Then came the problem of "sudden unexplained acceleration." And depending on who you talk to, it cost lives - people who died in crashes attributed to that fault.
Toyota was God, so Toyota had become complacent.
So, what happened to Toyota? Nowadays many people are thinking a second, third, and maybe even a fourth time about trusting Toyota again, and for the first time in it's long history Toyota has been posting sales losses rather than gains.
In the same vein, the exact same vein as a matter of fact, General Motors all but literally owned the automobile marketplace years ago. They became complacent, and they reaped the rewards of their complacency. General Motors all but vanished off the face of the earth - and would have vanished without a trace - but for the massive Government bail-out they received.
Digital Equipment Corporation - in it's time - had virtually the entire mini-computer market in its back-pocket. Being Gods in their industry, they became complacent. Look where they are today. Or rather look where they aren't today, having withered away to nothing long ago.
In the '60's, NASA was GOD when it came to technical innovation. They had the world by the balls, and the sprinkles on top of the cherry, on top of the whipped cream, on top of the icing, on top of the cake was landing a man on the Moon.
When the Apollo 13 mission was rapidly going down the toilet, the three astronauts on that mission were in such deep trouble that, (in all probability), even Lloyd's of London would not have insured their lives. Thanks to the incredible ingenuity of the people on the ground at NASA they made it home, in record time, with 'nary a scratch to show for their harrowing adventure.
Having gained the high ground, so to speak, they became complacent - embroiled in political turf-battles that sapped the energy and vitality out of that agency.
Where are they now? On the peripheries of space technology; so far out of the picture that they depend on the Russians, French, and Chinese to get payloads into space.
The United States, once the Gold Standard for innovation, has become complacent since we - obviously - had the entire world by the Short Hairs.
So, what happened? A recent article on the subject of innovation and its relationship to the economy quoted an independent analysis of the inventiveness of various countries - and guess where the Good 'Ole U-S-of-A ended up on that list? In the highly prestigious position of being number eighty-one.
That's right, kiddies - in 81st place, right behind Dilbert's famous Country of Elbonia.
And it would not surprise me if position number 81 is even lower than Iraq and Afghanistan's position on that list. Compared to China? Fuggeddaboutit! We're not even in the same Solar System they're in. We have even dropped below our former Arch Rivals, the Russians, and are probably being outpaced by some third-world countries as well.
There's a saying: "If you always do what you've always done, you will always get what you always got."
Unfortunately, that's not true anymore. If you "always do what you've always done" what you "always get" is to be rapidly left behind by those companies, agencies, and governments who still have the wisdom to encourage, (and fund!), innovation.
Complacency cost Digital it's entire company.
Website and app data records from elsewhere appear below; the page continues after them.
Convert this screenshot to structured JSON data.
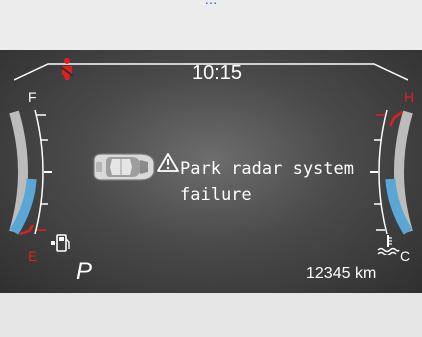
{
  "top_caption": "...",
  "cluster": {
    "clock": "10:15",
    "fuel_gauge": {
      "full_label": "F",
      "empty_label": "E"
    },
    "temp_gauge": {
      "hot_label": "H",
      "cold_label": "C"
    },
    "gear": "P",
    "odometer": "12345 km",
    "warning": {
      "message": "Park radar system\nfailure"
    },
    "colors": {
      "accent_blue": "#5aa7d6",
      "alert_red": "#e02020",
      "text_white": "#ffffff"
    }
  }
}
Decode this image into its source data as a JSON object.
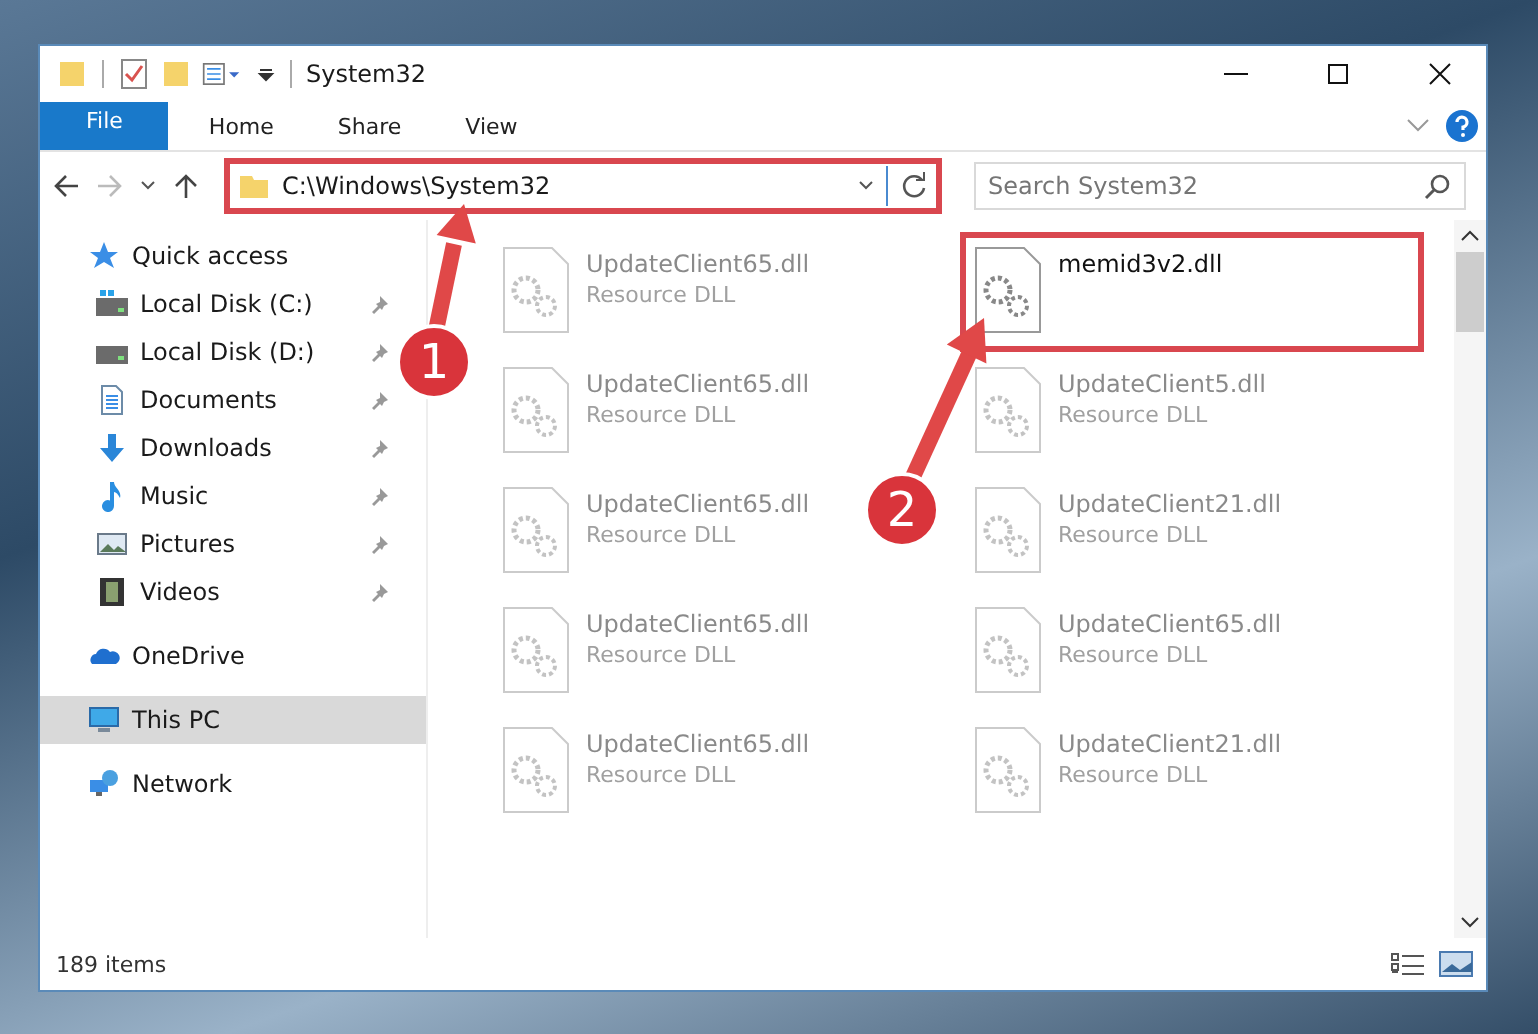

Complacency darn-near sent General Motors to the same fate.
Complacency cost Toyota dearly in that most precious of commodities - customer trust and loyalty.
Complacency has cost the United States not only it's position in the world, but has wrecked more havoc on our economy than ever since the Great Depression, and has placed our National Debt squarely in the fists of the Chinese. And God Himself help us should the Chinese decide to "call" on even a fraction of the paper they hold. We'd deflate faster than a pin-pricked balloon. . . .
Complacency costs. Dearly. Tragically. Even Globally.
What say ye?